Task to carry out
Find the lines of data that contain the string "hits", then list them.

________________________

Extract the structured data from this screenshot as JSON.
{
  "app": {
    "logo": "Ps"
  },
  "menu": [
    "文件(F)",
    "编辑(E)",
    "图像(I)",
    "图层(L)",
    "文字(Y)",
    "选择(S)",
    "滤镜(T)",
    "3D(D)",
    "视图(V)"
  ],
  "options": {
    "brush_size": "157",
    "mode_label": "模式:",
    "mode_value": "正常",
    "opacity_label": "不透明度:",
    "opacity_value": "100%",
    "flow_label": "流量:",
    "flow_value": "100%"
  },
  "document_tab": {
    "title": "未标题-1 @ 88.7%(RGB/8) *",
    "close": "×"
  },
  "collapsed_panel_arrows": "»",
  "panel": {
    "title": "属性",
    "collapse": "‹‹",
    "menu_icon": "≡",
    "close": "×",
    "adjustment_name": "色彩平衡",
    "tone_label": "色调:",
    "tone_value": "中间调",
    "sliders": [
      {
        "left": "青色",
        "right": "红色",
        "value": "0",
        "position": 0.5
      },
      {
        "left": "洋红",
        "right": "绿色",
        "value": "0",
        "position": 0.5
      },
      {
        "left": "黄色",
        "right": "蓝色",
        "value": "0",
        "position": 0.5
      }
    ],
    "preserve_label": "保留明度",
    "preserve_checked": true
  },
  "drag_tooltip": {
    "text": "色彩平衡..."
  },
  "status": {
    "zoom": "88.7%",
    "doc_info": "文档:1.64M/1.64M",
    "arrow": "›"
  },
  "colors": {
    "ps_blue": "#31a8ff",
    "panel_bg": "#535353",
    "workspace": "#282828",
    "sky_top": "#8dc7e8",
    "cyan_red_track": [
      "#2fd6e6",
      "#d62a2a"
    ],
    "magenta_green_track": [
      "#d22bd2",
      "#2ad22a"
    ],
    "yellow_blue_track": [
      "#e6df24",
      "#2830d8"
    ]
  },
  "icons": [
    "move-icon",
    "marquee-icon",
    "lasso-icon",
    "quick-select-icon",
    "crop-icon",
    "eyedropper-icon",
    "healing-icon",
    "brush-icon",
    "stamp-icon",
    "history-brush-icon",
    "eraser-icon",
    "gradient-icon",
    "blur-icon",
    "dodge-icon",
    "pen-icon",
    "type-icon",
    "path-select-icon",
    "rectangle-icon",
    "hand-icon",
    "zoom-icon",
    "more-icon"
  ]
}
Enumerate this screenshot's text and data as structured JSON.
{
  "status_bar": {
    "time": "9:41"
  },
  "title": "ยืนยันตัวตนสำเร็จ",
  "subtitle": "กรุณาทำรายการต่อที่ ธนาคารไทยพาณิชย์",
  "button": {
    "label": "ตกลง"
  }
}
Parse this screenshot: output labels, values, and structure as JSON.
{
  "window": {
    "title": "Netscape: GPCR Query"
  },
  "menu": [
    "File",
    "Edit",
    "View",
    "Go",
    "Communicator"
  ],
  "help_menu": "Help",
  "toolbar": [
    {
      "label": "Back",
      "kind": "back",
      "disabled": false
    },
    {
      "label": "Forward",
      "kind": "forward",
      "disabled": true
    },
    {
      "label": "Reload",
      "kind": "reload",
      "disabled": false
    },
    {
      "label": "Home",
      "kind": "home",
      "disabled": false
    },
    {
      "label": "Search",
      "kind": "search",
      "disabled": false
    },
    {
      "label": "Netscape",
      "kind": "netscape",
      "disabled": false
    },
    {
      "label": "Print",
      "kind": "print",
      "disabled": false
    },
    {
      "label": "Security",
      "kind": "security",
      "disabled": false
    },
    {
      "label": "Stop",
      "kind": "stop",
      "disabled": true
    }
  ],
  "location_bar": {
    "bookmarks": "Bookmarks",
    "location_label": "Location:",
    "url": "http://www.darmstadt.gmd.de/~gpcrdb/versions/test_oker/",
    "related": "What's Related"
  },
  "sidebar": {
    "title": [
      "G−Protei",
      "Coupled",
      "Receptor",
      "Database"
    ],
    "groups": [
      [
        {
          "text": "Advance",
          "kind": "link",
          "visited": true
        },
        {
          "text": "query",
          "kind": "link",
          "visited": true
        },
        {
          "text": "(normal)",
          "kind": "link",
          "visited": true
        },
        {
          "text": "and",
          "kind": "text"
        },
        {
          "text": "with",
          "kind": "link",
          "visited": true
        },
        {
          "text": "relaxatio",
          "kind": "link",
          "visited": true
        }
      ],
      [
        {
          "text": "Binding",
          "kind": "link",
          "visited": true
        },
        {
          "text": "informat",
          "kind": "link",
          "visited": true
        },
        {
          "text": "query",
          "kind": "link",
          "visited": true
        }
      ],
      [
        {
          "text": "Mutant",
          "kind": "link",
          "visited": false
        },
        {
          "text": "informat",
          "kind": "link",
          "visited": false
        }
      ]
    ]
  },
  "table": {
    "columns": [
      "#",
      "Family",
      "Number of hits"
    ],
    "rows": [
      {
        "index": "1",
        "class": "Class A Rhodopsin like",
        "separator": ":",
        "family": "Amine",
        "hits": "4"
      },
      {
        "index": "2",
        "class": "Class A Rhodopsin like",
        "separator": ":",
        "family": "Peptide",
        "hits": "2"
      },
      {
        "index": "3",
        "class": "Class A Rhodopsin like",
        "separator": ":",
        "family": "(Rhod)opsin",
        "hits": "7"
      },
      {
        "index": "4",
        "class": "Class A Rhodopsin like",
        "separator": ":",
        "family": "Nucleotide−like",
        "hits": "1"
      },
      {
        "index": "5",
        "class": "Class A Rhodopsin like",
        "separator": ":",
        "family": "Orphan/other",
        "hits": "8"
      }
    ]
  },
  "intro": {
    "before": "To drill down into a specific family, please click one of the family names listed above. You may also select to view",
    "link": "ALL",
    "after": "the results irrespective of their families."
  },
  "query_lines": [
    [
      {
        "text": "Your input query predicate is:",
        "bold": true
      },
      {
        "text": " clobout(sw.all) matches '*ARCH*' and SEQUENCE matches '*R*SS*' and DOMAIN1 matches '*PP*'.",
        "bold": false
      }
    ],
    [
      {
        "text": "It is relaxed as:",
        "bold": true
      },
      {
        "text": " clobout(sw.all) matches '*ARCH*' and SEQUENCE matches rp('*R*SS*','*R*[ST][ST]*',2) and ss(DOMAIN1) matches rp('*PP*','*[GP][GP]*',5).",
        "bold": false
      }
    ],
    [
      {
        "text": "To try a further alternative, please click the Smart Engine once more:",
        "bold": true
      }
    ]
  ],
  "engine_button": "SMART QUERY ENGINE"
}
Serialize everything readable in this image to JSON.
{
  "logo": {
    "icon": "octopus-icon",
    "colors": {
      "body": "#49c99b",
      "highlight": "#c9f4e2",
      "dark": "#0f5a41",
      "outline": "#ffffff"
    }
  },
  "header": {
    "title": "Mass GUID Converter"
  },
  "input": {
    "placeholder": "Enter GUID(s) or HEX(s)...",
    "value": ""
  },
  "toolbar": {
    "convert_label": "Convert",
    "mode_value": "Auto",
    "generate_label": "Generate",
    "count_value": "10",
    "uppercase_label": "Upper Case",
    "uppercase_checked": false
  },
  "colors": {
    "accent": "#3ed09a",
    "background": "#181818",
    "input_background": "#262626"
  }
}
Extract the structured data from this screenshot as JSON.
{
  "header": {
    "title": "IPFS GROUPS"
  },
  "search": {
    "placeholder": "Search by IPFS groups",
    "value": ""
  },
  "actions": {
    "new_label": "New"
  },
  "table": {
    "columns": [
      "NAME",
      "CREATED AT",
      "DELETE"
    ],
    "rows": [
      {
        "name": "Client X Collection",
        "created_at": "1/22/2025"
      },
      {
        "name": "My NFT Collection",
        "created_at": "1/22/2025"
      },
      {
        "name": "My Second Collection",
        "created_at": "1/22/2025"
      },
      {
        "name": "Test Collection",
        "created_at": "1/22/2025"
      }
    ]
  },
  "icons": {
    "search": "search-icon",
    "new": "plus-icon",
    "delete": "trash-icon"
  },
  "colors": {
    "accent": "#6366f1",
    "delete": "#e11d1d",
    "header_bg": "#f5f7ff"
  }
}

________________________

Answer to the problem
      "Number of hits"
        "hits": "4"
        "hits": "2"
        "hits": "7"
        "hits": "1"
        "hits": "8"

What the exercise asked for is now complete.